"In the world," as the outside of a cloister is commonly referred to within cloister walls, I experienced my new-found freedom in making personal autonomous choices as overwhelming. I couldn't decide what to order-- anywhere-- at a restaurant, at a coffee shop, etc. Even what to purchase at a gas station if I wanted a drink or a snack. I forgot how to WANT specific things. How to entertain natural preferences and inclinations for licit pleasures.
Four months post-Carmel, I was living in Ave Maria, FL, and had developed pneumonia. I was *cloistered* in a hospital for days and didn't know what to do with my ill self except watch movies, including The Great Gatsby. The line that struck me as completely applicable to my current state was: “I was within and without, simultaneously enchanted and repelled by the inexhaustible variety of life.”
When it comes to granting freedom, the key to creativity is giving people autonomy concerning the means—that is, concerning process—but not necessarily the ends. People will be more creative, in other words, if you give them freedom to decide how to climb a particular mountain. You needn’t let them choose which mountain to climb. In fact, clearly specified strategic goals often enhance people’s creativity.Life gives us plenty of guidelines without us really needing to ask for them. But in certain cases, and for free-spirited, spontaneous people like myself, it can be very helpful to create some self-imposed guidelines, not to limit yourself, but in order to truly let yourself free-- free to move and take action in a creative way-- to really live, creatively, instead of making sure no one ever puts constraints on your ability to live. G.K. Chesterton put it this way:

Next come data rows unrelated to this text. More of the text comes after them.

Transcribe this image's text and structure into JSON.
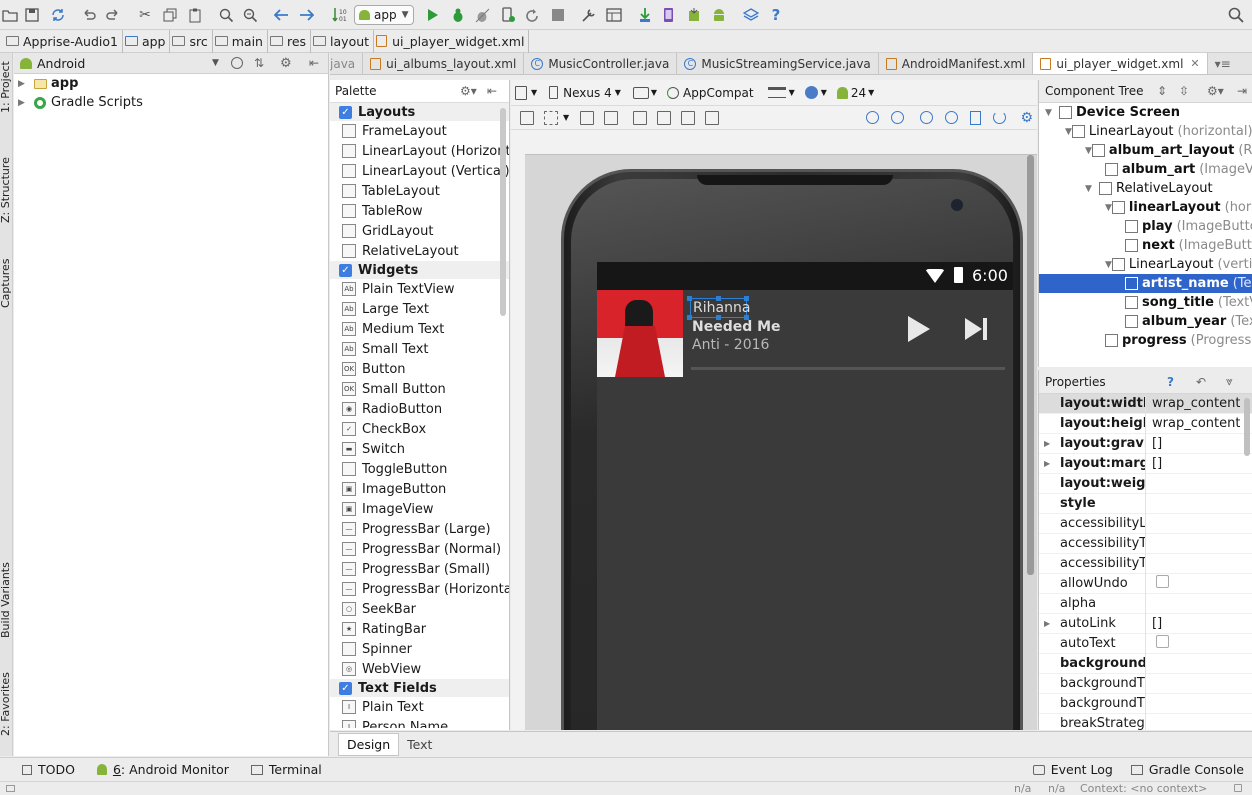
{
  "toolbar": {
    "run_config": "app",
    "icons": [
      "folder-open-icon",
      "save-icon",
      "sync-icon",
      "undo-icon",
      "redo-icon",
      "cut-icon",
      "copy-icon",
      "paste-icon",
      "find-icon",
      "replace-icon",
      "back-icon",
      "forward-icon",
      "build-icon",
      "run-config-icon",
      "run-icon",
      "debug-icon",
      "attach-debugger-icon",
      "apply-changes-icon",
      "rerun-icon",
      "stop-icon",
      "project-structure-icon",
      "sdk-manager-icon",
      "avd-manager-icon",
      "android-icon",
      "help-icon",
      "search-icon"
    ]
  },
  "breadcrumbs": [
    "Apprise-Audio1",
    "app",
    "src",
    "main",
    "res",
    "layout",
    "ui_player_widget.xml"
  ],
  "left_strip": {
    "top": [
      "1: Project",
      "Z: Structure",
      "Captures"
    ],
    "bottom": [
      "Build Variants",
      "2: Favorites"
    ]
  },
  "project": {
    "view_selector": "Android",
    "tree": [
      {
        "label": "app",
        "expanded": false
      },
      {
        "label": "Gradle Scripts",
        "expanded": false
      }
    ]
  },
  "editor_tabs": [
    {
      "label": "java",
      "active": false,
      "kind": "partial"
    },
    {
      "label": "ui_albums_layout.xml",
      "active": false,
      "kind": "xml"
    },
    {
      "label": "MusicController.java",
      "active": false,
      "kind": "class"
    },
    {
      "label": "MusicStreamingService.java",
      "active": false,
      "kind": "class"
    },
    {
      "label": "AndroidManifest.xml",
      "active": false,
      "kind": "xml"
    },
    {
      "label": "ui_player_widget.xml",
      "active": true,
      "kind": "xml"
    }
  ],
  "palette": {
    "title": "Palette",
    "items": [
      {
        "label": "Layouts",
        "group": true
      },
      {
        "label": "FrameLayout"
      },
      {
        "label": "LinearLayout (Horizontal)"
      },
      {
        "label": "LinearLayout (Vertical)"
      },
      {
        "label": "TableLayout"
      },
      {
        "label": "TableRow"
      },
      {
        "label": "GridLayout"
      },
      {
        "label": "RelativeLayout"
      },
      {
        "label": "Widgets",
        "group": true
      },
      {
        "label": "Plain TextView"
      },
      {
        "label": "Large Text"
      },
      {
        "label": "Medium Text"
      },
      {
        "label": "Small Text"
      },
      {
        "label": "Button"
      },
      {
        "label": "Small Button"
      },
      {
        "label": "RadioButton"
      },
      {
        "label": "CheckBox"
      },
      {
        "label": "Switch"
      },
      {
        "label": "ToggleButton"
      },
      {
        "label": "ImageButton"
      },
      {
        "label": "ImageView"
      },
      {
        "label": "ProgressBar (Large)"
      },
      {
        "label": "ProgressBar (Normal)"
      },
      {
        "label": "ProgressBar (Small)"
      },
      {
        "label": "ProgressBar (Horizontal)"
      },
      {
        "label": "SeekBar"
      },
      {
        "label": "RatingBar"
      },
      {
        "label": "Spinner"
      },
      {
        "label": "WebView"
      },
      {
        "label": "Text Fields",
        "group": true
      },
      {
        "label": "Plain Text"
      },
      {
        "label": "Person Name"
      }
    ]
  },
  "design_toolbar": {
    "device": "Nexus 4",
    "theme": "AppCompat",
    "api": "24"
  },
  "preview": {
    "time": "6:00",
    "artist": "Rihanna",
    "song": "Needed Me",
    "album": "Anti - 2016",
    "progress": 0.0
  },
  "component_tree": {
    "title": "Component Tree",
    "rows": [
      {
        "name": "Device Screen",
        "type": "",
        "depth": 0,
        "arrow": "down"
      },
      {
        "name": "LinearLayout",
        "type": "(horizontal)",
        "depth": 1,
        "arrow": "down",
        "plain": true
      },
      {
        "name": "album_art_layout",
        "type": "(RelativeLayout)",
        "depth": 2,
        "arrow": "down"
      },
      {
        "name": "album_art",
        "type": "(ImageView)",
        "depth": 3,
        "arrow": ""
      },
      {
        "name": "RelativeLayout",
        "type": "",
        "depth": 2,
        "arrow": "down",
        "plain": true
      },
      {
        "name": "linearLayout",
        "type": "(horizontal)",
        "depth": 3,
        "arrow": "down"
      },
      {
        "name": "play",
        "type": "(ImageButton)",
        "depth": 4,
        "arrow": ""
      },
      {
        "name": "next",
        "type": "(ImageButton)",
        "depth": 4,
        "arrow": ""
      },
      {
        "name": "LinearLayout",
        "type": "(vertical)",
        "depth": 3,
        "arrow": "down",
        "plain": true
      },
      {
        "name": "artist_name",
        "type": "(TextView)",
        "depth": 4,
        "arrow": "",
        "selected": true
      },
      {
        "name": "song_title",
        "type": "(TextView)",
        "depth": 4,
        "arrow": ""
      },
      {
        "name": "album_year",
        "type": "(TextView)",
        "depth": 4,
        "arrow": ""
      },
      {
        "name": "progress",
        "type": "(ProgressBar)",
        "depth": 3,
        "arrow": ""
      }
    ]
  },
  "properties": {
    "title": "Properties",
    "rows": [
      {
        "key": "layout:width",
        "value": "wrap_content",
        "bold": true,
        "highlight": true
      },
      {
        "key": "layout:height",
        "value": "wrap_content",
        "bold": true
      },
      {
        "key": "layout:gravity",
        "value": "[]",
        "bold": true,
        "arrow": true
      },
      {
        "key": "layout:margin",
        "value": "[]",
        "bold": true,
        "arrow": true
      },
      {
        "key": "layout:weight",
        "value": "",
        "bold": true
      },
      {
        "key": "style",
        "value": "",
        "bold": true
      },
      {
        "key": "accessibilityLiveRegion",
        "value": ""
      },
      {
        "key": "accessibilityTraversalAfter",
        "value": ""
      },
      {
        "key": "accessibilityTraversalBefore",
        "value": ""
      },
      {
        "key": "allowUndo",
        "value": "",
        "checkbox": true
      },
      {
        "key": "alpha",
        "value": ""
      },
      {
        "key": "autoLink",
        "value": "[]",
        "arrow": true
      },
      {
        "key": "autoText",
        "value": "",
        "checkbox": true
      },
      {
        "key": "background",
        "value": "",
        "bold": true
      },
      {
        "key": "backgroundTint",
        "value": ""
      },
      {
        "key": "backgroundTintMode",
        "value": ""
      },
      {
        "key": "breakStrategy",
        "value": ""
      }
    ]
  },
  "design_tabs": {
    "design": "Design",
    "text": "Text"
  },
  "tool_windows": {
    "todo": "TODO",
    "monitor_num": "6",
    "monitor": ": Android Monitor",
    "terminal": "Terminal",
    "event_log": "Event Log",
    "gradle_console": "Gradle Console"
  },
  "status_bar": {
    "pos1": "n/a",
    "pos2": "n/a",
    "context": "Context: <no context>"
  },
  "colors": {
    "accent": "#2f65ca",
    "phone_body": "#2a2a2a",
    "screen_bg": "#3a3a3a",
    "album_red": "#d9232a"
  }
}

Catholic doctrine and discipline may be walls; but they are the walls of a playground. [...] We might fancy some children playing on the flat grassy top of some tall island in the sea. So long as there was a wall round the cliff's edge they could fling themselves into every frantic game and make the place the noisiest of nurseries. But the walls were knocked down, leaving the naked peril of the precipice. They did not fall over; but when their friends returned to them they were all huddled in terror in the centre of the island; and their song had ceased.I can apply this to my current state: engaged to be married. Getting engaged-- committing to marry one person for life-- was not constricting, but liberating for Ryan and I. We finally felt free to really be in relationship with each other, now that we knew which mountain we were climbing-- the vocation of marriage, and with whom we'll be climbing.
Preparation for Marriage has been an opportunity for us to consider some priorities and goals for our life together. We don't really like planning and decisions and writing things in stone-- we prefer the seat-of-our pants style openness to whatever God throws at us kind of existence. But in claiming to be free for Divine Providence in this laissez-faire way, we may actually be stifling our ability to enter into the specific tasks that the Lord is asking of us. If I may quote a certain musician who I sort of hate to love: "Everything happens for a reason, is no reason not to ask yourself if you are living it right."
So, let's remember to pray for each other-- that we are given the grace of discernment and courage to make decisions that may seem to be constrictive in the short term, but actually set us free to live out creatively and productively the plan the God has for our lives.